1. Juliet is so convincing in her deception that her father decides to move the wedding day up from Thursday to Wednesday. What Complication does this change foreshadow?
ACT FOUR - SCENE THREE
1. Complete this paraphrase of Juliet's soliloquy (lines 14-58)
Farewell! God knows when we shall ________ again. Oh, I'm so ___________ that my _________ runs cold. I'll call them back to ____________ me. Nurse! - But what can she do? I must do this alone. Come vial. But what if the potion doesn't _________ and I have to ___________ Paris after all? I'll use this ________ on myself first! What if the Friar gave me ____________ to kill me so that no one will find out that he already ____________ me to Romeo? No, the Friar is proven to be a _________ man. He would not do that. But what if I ________ ____ before ________ comes to take me away? That's scary. Will I not ________ in the vault before ________ comes? Or if I ________, my imagination will run ________ in that horrible place where the bones of my _____________ have been ________ for hundreds of years; where _________ yet recently burned lies ___________ in his shroud; where __________ visit at some hours of the _________. Oh! Wouldn't those horrible _________ and ______ drive a living person __________? If I __________ will I not be so disturbed in the midst of these hideous __________ that I play with my forefather's _________ or pull ___________ burial clothes off, and then in a fit of madness dash out my __________ with my _________ _______?

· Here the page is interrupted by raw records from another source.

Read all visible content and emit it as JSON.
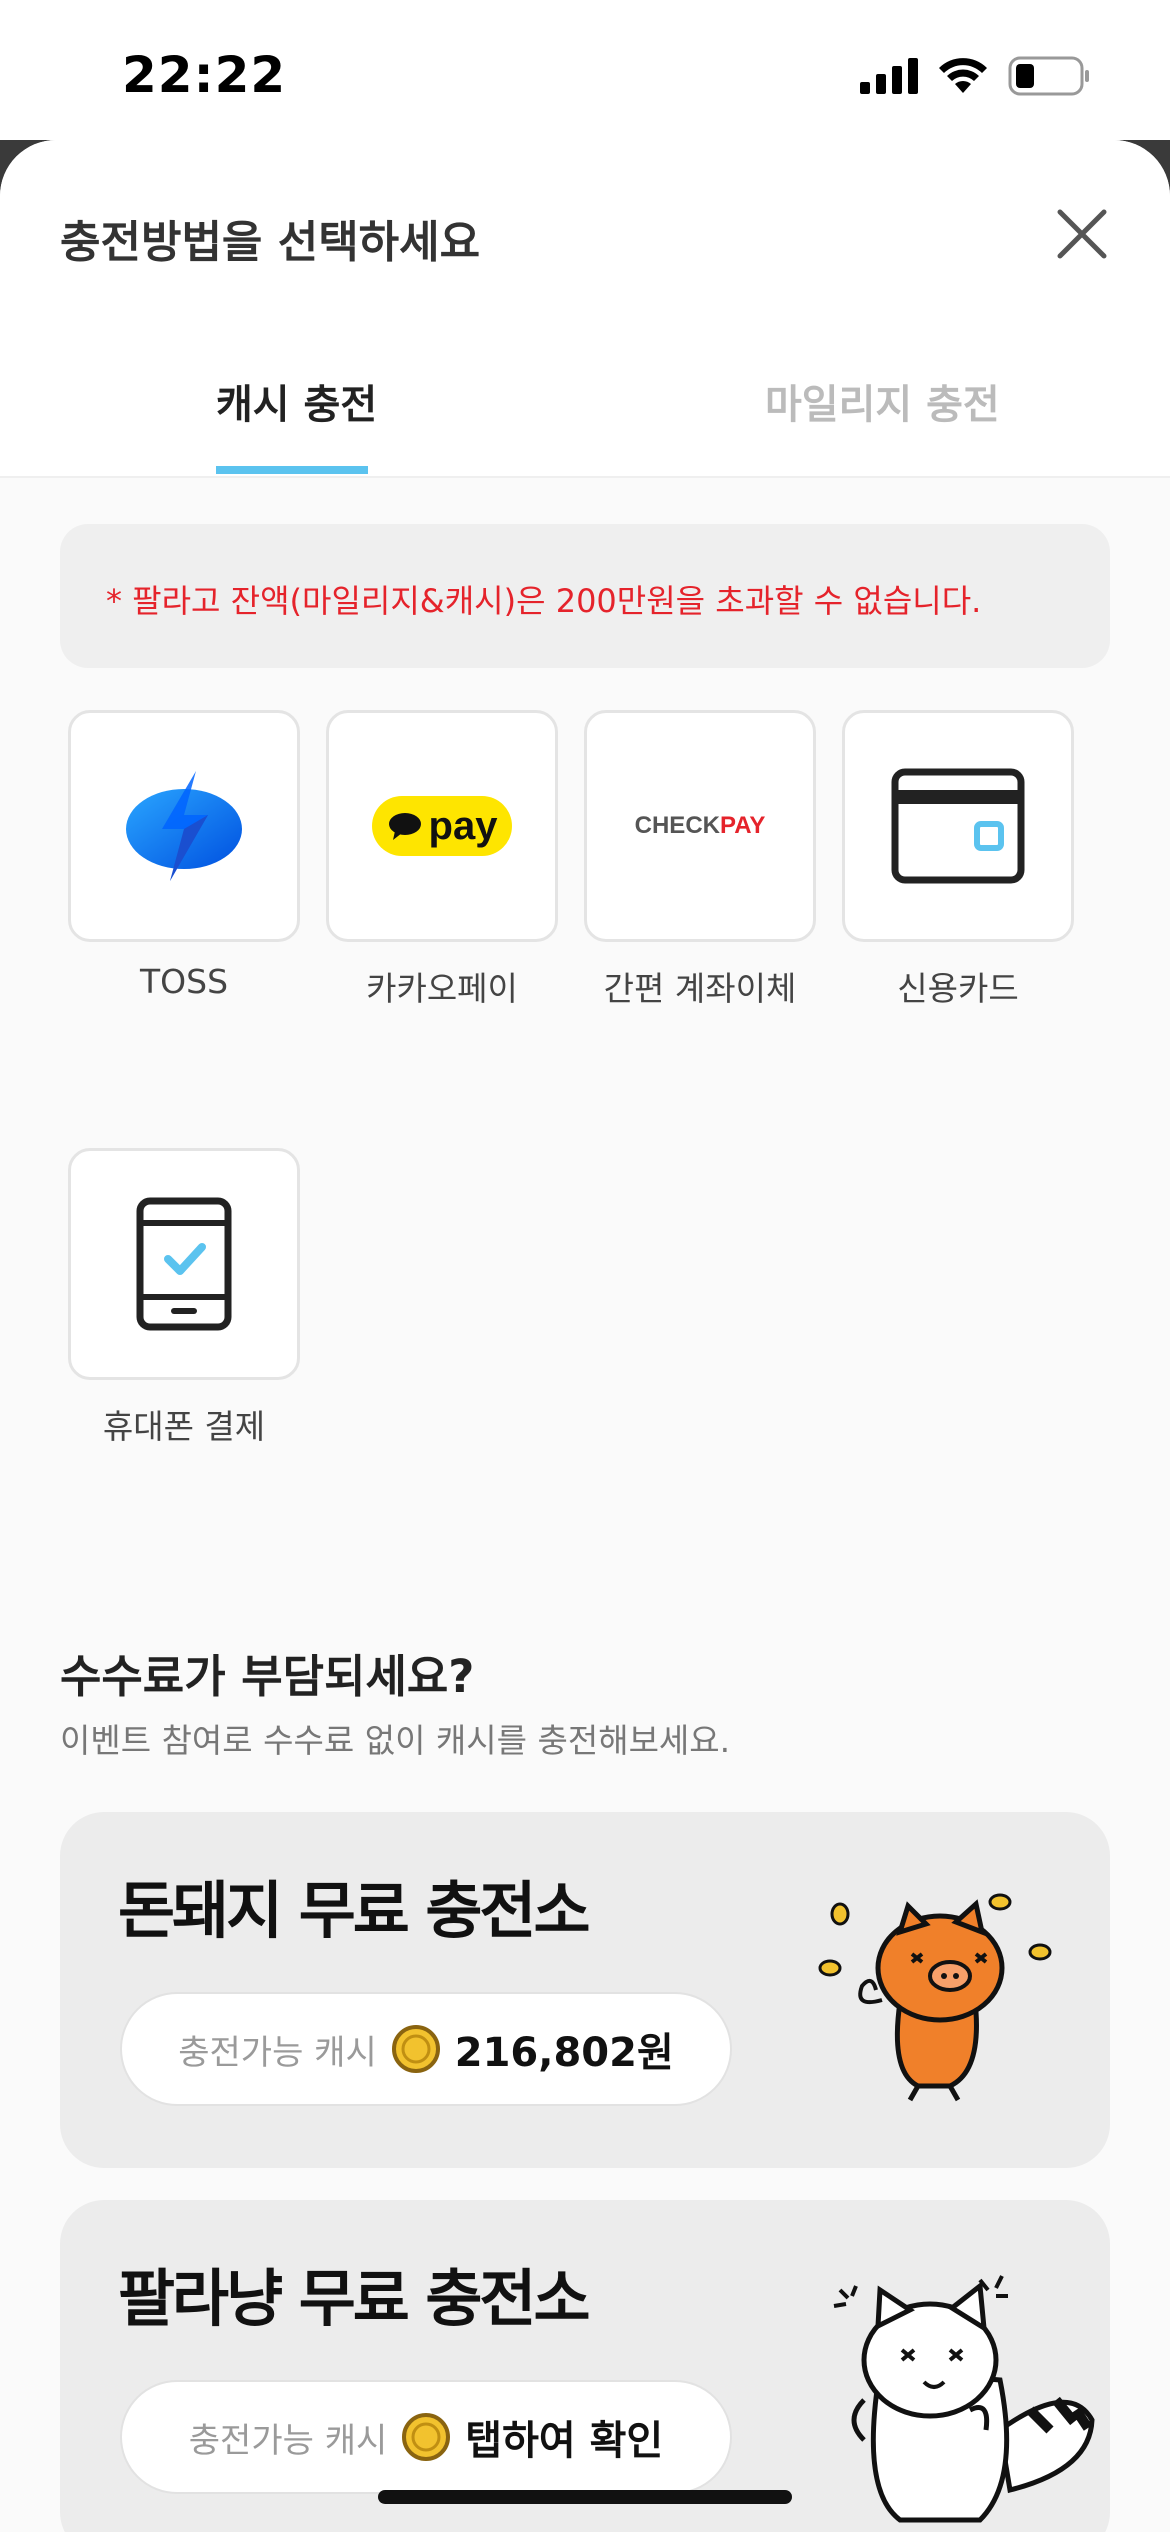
{
  "status_bar": {
    "time": "22:22"
  },
  "sheet": {
    "title": "충전방법을 선택하세요",
    "tabs": [
      {
        "label": "캐시 충전",
        "active": true
      },
      {
        "label": "마일리지 충전",
        "active": false
      }
    ],
    "notice": "* 팔라고 잔액(마일리지&캐시)은 200만원을 초과할 수 없습니다.",
    "payment_methods": [
      {
        "label": "TOSS",
        "icon": "toss-icon"
      },
      {
        "label": "카카오페이",
        "icon": "kakaopay-icon",
        "logo_text": "pay"
      },
      {
        "label": "간편 계좌이체",
        "icon": "checkpay-icon",
        "logo_text_a": "CHECK",
        "logo_text_b": "PAY"
      },
      {
        "label": "신용카드",
        "icon": "credit-card-icon"
      },
      {
        "label": "휴대폰 결제",
        "icon": "mobile-phone-icon"
      }
    ]
  },
  "fee_section": {
    "title": "수수료가 부담되세요?",
    "subtitle": "이벤트 참여로 수수료 없이 캐시를 충전해보세요."
  },
  "stations": [
    {
      "title": "돈돼지 무료 충전소",
      "pill_label": "충전가능 캐시",
      "pill_value": "216,802원",
      "mascot": "pig-icon"
    },
    {
      "title": "팔라냥 무료 충전소",
      "pill_label": "충전가능 캐시",
      "pill_value": "탭하여 확인",
      "mascot": "raccoon-cat-icon"
    }
  ],
  "colors": {
    "accent": "#5bc3ef",
    "notice_red": "#e5232b",
    "kakao_yellow": "#fee500",
    "toss_blue": "#0064ff",
    "checkpay_red": "#e5232b"
  }
}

Oh look! I think I see my cousin's (Tybalt's) _________ looking for __________ who cut him up with his __________. Stay back, ____________ stay back! Romeo, I come! I __________ this (potion) to you.
2. List Juliet's fears as she is about to drink the potion.
ACT FOUR - SCENE FOUR
The Capulets are busy preparing for Juliet's wedding. The Nurse is told to wake Juliet up and get her ready.
ACT FOUR - SCENE FIVE
The nurse discovers Juliet's apparently lifeless body, and the happy day for the Capulets becomes a day of sorrow.
Act Five (study guide)
ACT FIVE - SCENE ONE
1. How does Romeo's dream, which he describes in his opening speech, compare with the news brought to him by Balthasar?
2. How does Romeo convince the apothecary to sell him poison?
3. What does he plan to do with the poison?
ACT FIVE - SCENE TWO
1. Explain the conversation between Friar Laurence and Friar John.
2. What does Friar Laurence now plan to do?
ACT FIVE - SCENE THREE
1. Why does Paris come to Juliet's burial place?
2. What happens when Romeo and Paris meet?
3. Romeo enters the tomb and sees Juliet. He takes the poison, and no sooner does Romeo die, than Friar Laurence comes along - but too late.
WHAT HAPPENS WHEN JULIET WAKES UP?
4. Complete this paraphrase of Friar Laurence's speech.
I will be _________, for I don't expect to ________ long. Romeo and Juliet are ___________ and __________. I ____________ them in ________, and that same day was _____________ killed and _____________ banished. Juliet pined for her bridegroom and not for _________. You (Capulet) while trying to make her _________ promised her to _______ and would have ________ her to marry him. Then she came to me asking that I ___________ ___________ ___________ to prevent her second marriage, or she would have __________ herself right there in my cell. So I gave her a _________ ________ which was intended to make her ___________ _________. Meanwhile, I wrote a letter to _________ telling him to come __________ to take _________ from her borrowed grave when the potion __________ _____. But Friar John, who was sent to _______ the ________, was detained and brought the letter back to me. So I came alone at the time when Juliet was to __________ _____ to take her from the vault and hide her in ______ ________ until I could send another ___________ to ___________. When I got here, just a few minutes before _________ should awaken, I found both ________ and ___________ dead. Juliet woke up, and I tried to get her to leave. I heard some __________ and was ___________ away, but Juliet would not _______ _______ _____. It seems that she _________ __________. This is the whole story, and Juliet's _________ also knew of the _____________. If this is all my _________ let me be sacrificed to the full extent of the ______.